On February 24, the hacker collective Anonymous declared cyberwar on Russia, claiming that it was targeting state TV stations, government ministries, and banks in a series of retaliatory strikes for Russia’s cyberattacks on Ukrainian government websites and businesses. The term “cyberwar” may have sounded like hyperbole, but international legal experts tell Rest of World that the volunteers joining the effort to attack Russia in cyberspace may, legally speaking, have made themselves into active combatants — and legitimate targets for retaliation. They could even unwittingly find themselves complicit in war crimes.
The Geneva Conventions, the laws that govern the conduct of war, were established in the aftermath of World War II, and, although they’ve been updated and amended since, they didn’t anticipate that cyberspace could become a theater of conflict. The gray areas left by that omission means there are conflicting interpretations about what war crimes might look like in cyberspace and who is accountable when they happen.
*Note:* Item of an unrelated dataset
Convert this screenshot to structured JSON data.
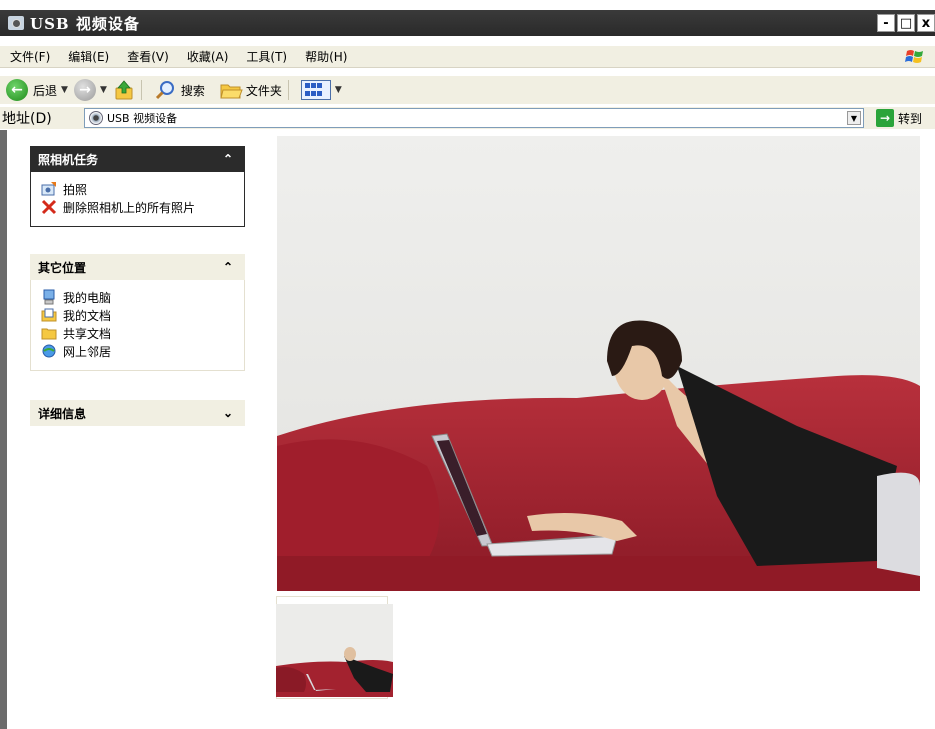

“We still have no clear single, common legal interpretation of how the Geneva Convention applies to cyberwarfare,” said Nathaniel Raymond, a lecturer at the Jackson School of Global Affairs at Yale University and an expert in technology and human rights.